Every dog is not the same, even within the same breed. However, keep in mind that just like there are “smart people,” so are there “smart dogs.” These two ways of grading intellect are often widely conflicting with one another. Therefore, let us find out how smart is a Shih Tzu.
One of the best ways to rate the Intelligence of your Shih Tzu based on how we humans do, is to get the book (“The Intelligence of Dogs”), by Stanley Coren, written in 1994. This book has become the standard-bearer in terms of rating the Intelligence of different dog breeds.
Although I agree with some aspects of the information contained in this book, I’m afraid I also have to disagree. In my experiences with many dog breeds, I can say that some dogs that score extremely low on the intelligence scale, such as the Shih Tzu, are brilliant in their own way.
Out of respect for the Shih Tzu, I teach my dog many tricks as well as advanced obedience, which makes him a highly attentive dog. He always wins the first prize in any trick competition he enters. Many people believe that small dogs sit there and bark all-day, but that is just not true. For example, I taught my Shih Tzu to speak when commanded using hand signals. I also taught him how NOT to bark out loud because my neighbors hate to hear dogs barking.
Therefore, do not pre-handicap your dog’s level of Intelligence just because of something you read in a highly esteemed book. Because each dog has its own exceptional set of traits, and much of how they progress mentally is up to its owner.
How smart is a Shih Tzu? Intelligence, Obedience, and Companionship
Coren bases the Intelligence of particular purebred breeds on three categories, as follows:
- Working/Obedience Intelligence: how quickly a dog can learn from humans

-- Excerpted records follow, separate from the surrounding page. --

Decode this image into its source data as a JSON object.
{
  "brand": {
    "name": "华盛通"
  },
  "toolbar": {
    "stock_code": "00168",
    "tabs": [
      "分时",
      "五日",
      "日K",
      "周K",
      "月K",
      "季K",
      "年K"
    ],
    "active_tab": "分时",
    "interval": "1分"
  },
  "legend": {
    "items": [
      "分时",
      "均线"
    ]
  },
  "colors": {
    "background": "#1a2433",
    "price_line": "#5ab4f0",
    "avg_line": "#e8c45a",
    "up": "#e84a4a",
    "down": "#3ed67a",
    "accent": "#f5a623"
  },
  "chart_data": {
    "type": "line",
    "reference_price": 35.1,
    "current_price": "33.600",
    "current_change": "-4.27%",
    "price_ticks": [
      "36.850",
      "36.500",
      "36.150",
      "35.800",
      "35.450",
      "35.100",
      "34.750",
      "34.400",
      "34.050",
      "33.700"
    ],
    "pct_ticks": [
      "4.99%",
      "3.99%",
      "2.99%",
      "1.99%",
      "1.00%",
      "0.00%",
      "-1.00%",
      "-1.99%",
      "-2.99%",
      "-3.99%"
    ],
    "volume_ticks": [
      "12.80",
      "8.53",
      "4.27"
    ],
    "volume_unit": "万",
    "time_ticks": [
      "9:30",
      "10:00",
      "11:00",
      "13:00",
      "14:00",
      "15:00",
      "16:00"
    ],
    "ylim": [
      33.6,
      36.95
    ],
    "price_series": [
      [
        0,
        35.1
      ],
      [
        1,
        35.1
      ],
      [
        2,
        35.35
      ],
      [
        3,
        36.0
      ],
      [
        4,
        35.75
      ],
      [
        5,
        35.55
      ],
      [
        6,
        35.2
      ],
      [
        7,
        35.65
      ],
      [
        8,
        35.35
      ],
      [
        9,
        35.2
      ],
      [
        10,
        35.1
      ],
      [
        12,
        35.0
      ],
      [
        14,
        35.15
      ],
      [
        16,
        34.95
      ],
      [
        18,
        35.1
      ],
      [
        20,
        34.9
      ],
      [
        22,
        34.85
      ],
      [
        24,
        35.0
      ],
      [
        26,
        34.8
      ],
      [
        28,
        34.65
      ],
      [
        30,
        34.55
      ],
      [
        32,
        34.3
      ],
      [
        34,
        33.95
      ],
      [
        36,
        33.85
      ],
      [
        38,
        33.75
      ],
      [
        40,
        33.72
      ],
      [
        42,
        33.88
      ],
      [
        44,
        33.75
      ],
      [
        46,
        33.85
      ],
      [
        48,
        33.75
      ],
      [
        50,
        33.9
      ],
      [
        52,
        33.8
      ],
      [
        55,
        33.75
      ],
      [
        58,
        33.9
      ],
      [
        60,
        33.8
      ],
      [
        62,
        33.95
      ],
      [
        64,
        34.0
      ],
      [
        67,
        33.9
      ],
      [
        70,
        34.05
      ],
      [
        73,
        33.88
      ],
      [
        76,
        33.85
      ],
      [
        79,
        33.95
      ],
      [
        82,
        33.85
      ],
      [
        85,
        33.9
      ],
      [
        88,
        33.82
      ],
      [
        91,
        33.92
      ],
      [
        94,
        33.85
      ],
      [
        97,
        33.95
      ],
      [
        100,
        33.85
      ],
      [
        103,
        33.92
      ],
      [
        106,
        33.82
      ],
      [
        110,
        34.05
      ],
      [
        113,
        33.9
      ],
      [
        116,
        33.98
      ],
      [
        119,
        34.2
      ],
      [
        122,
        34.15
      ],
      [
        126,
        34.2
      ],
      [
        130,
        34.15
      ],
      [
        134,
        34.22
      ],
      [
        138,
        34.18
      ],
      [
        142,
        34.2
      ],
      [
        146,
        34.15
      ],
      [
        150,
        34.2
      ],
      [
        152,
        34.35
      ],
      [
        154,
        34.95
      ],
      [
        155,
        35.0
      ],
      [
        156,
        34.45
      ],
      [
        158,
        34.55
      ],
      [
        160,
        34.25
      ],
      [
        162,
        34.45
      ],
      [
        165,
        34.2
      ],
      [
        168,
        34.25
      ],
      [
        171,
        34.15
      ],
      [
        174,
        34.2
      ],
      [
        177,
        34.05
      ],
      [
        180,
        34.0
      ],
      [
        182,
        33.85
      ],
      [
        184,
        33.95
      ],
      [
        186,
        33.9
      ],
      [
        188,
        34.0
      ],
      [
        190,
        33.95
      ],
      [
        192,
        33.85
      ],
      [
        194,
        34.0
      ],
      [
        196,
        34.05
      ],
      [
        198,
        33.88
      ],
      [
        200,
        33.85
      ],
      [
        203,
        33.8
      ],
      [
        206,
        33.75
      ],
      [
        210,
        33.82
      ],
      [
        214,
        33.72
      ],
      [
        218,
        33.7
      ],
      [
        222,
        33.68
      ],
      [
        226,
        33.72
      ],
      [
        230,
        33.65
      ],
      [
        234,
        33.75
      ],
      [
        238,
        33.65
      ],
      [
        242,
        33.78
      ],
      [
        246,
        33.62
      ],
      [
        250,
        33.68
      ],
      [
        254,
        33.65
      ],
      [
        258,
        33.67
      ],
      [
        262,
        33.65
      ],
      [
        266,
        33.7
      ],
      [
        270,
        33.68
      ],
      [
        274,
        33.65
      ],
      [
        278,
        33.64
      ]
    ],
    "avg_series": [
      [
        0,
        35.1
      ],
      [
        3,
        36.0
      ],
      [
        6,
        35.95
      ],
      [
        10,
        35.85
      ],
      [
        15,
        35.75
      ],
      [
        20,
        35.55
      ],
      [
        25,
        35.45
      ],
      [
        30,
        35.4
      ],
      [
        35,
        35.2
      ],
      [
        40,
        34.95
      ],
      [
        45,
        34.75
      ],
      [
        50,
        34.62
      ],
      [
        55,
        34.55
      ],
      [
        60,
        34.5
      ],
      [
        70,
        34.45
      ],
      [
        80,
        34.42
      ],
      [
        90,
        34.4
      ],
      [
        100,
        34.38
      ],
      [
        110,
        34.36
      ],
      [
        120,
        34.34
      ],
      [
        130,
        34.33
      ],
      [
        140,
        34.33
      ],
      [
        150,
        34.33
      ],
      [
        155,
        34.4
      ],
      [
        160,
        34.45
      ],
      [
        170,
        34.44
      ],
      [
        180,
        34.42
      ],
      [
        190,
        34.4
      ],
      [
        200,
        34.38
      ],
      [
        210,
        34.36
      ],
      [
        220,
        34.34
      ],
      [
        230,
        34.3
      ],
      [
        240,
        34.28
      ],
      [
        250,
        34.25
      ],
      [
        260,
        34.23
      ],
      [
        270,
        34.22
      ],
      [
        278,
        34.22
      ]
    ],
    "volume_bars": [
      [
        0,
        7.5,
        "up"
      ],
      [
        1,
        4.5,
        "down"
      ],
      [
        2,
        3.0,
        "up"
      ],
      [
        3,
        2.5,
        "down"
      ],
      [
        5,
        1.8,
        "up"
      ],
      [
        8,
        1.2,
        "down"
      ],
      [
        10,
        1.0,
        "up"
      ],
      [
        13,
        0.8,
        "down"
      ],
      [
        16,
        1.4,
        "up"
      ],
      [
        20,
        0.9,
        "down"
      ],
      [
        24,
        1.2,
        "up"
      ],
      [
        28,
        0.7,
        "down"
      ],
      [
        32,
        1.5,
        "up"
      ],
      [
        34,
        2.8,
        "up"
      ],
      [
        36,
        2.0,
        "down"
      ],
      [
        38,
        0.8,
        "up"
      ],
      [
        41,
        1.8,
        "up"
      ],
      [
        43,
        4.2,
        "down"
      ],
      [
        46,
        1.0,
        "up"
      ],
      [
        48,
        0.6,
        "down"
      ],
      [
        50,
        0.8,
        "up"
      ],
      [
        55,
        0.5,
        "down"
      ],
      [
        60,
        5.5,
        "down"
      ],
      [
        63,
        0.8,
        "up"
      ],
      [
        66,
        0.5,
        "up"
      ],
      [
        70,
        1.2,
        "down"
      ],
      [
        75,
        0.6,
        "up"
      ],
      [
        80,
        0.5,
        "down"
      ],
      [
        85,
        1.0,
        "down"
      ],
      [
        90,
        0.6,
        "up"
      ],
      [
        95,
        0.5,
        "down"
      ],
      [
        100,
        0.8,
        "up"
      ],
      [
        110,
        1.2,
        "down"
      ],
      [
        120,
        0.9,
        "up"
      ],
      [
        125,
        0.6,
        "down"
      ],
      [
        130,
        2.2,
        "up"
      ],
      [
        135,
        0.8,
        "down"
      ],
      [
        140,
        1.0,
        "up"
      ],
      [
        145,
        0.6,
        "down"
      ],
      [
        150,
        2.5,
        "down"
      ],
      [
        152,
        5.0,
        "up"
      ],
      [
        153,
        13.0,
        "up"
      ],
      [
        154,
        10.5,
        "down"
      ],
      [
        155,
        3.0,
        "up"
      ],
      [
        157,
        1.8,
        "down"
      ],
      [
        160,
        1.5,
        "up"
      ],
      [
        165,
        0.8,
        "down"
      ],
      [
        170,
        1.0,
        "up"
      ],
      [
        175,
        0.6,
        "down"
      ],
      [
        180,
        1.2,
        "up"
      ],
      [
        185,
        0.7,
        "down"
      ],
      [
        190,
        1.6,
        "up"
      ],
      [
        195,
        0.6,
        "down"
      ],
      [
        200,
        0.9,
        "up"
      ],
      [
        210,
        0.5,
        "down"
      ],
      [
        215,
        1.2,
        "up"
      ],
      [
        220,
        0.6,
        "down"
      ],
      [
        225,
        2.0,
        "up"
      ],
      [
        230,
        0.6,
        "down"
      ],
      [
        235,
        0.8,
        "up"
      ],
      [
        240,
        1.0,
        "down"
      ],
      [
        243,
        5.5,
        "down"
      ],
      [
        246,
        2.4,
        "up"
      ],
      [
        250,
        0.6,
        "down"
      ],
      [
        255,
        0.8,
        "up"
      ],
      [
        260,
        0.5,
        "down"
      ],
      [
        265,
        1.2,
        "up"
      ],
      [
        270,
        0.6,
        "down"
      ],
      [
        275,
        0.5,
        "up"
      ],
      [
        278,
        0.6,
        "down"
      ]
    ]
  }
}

- Instinctive Intelligence: a dog’s ability to perform tasks their bred to do, such as guarding, herding, hunting, pointing, retrieving or providing companionship
- Adaptive Intelligence: how well a dog can solve problems on its own
According to Coren, the Shih Tzu falls in the “working/obedience intelligence category.” However, in my opinion, breeds bred to be true lapdogs like the Shih Tzu can be judged a bit harshly when it comes to their intelligence level because no one expects a lapdog to do great things. Coren ascertains that the Shih Tzu’s propensity to obey first commands usually only occur 30 percent of the time, or better. However, I think that a Shih Tzu appropriately trained is a lot smarter.
It is good practice to keep in mind that they are exceptions to every rule, and a particular breed’s degree of intellect is mostly related to their upbringing as a puppy as well as their early training.
In my many experiences with this breed, I can assure you that they are eager to please and learn, which makes them relatively easy to train. However, if you’re a Shih Tzu owner, you know that they can have a little bit of a stubborn streak, and because they’re sensitive as well, they do not respond well to harsh training. This dog needs a very patient owner if it is going to receptive to any learning and training. Therefore, you must find the right attitude with this dog.
There is no doubt in my mind that with the right training method and a lot of patience and calm, the Shih Tzu is highly trainable, and they’ll remain happy and mentally fit just as long as they are allowed to spend all of their time on the laps and in the company of their human parents.